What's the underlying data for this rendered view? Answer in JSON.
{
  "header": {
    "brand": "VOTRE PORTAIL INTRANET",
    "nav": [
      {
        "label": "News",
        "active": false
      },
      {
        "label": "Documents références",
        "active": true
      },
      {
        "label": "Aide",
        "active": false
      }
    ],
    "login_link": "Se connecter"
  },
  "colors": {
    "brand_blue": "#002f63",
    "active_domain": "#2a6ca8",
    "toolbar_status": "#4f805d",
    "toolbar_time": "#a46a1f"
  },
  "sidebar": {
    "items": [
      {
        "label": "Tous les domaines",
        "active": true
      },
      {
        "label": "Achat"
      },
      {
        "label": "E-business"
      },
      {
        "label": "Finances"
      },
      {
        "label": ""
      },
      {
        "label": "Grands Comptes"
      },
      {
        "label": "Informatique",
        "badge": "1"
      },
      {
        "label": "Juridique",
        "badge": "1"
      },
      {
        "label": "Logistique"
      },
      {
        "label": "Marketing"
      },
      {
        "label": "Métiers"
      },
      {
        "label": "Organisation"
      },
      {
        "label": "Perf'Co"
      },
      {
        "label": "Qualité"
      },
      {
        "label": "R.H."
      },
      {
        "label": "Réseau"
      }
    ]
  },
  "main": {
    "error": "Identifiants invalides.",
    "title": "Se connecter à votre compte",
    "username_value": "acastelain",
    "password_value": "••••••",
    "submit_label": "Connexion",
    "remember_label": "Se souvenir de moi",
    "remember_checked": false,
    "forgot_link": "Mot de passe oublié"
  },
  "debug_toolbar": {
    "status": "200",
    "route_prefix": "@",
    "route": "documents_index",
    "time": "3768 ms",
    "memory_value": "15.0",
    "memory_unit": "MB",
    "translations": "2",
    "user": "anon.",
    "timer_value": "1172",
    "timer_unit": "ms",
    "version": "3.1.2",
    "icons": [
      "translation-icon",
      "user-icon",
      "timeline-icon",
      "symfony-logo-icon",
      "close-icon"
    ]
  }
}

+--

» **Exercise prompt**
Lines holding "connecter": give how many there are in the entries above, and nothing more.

» **Written reply**
2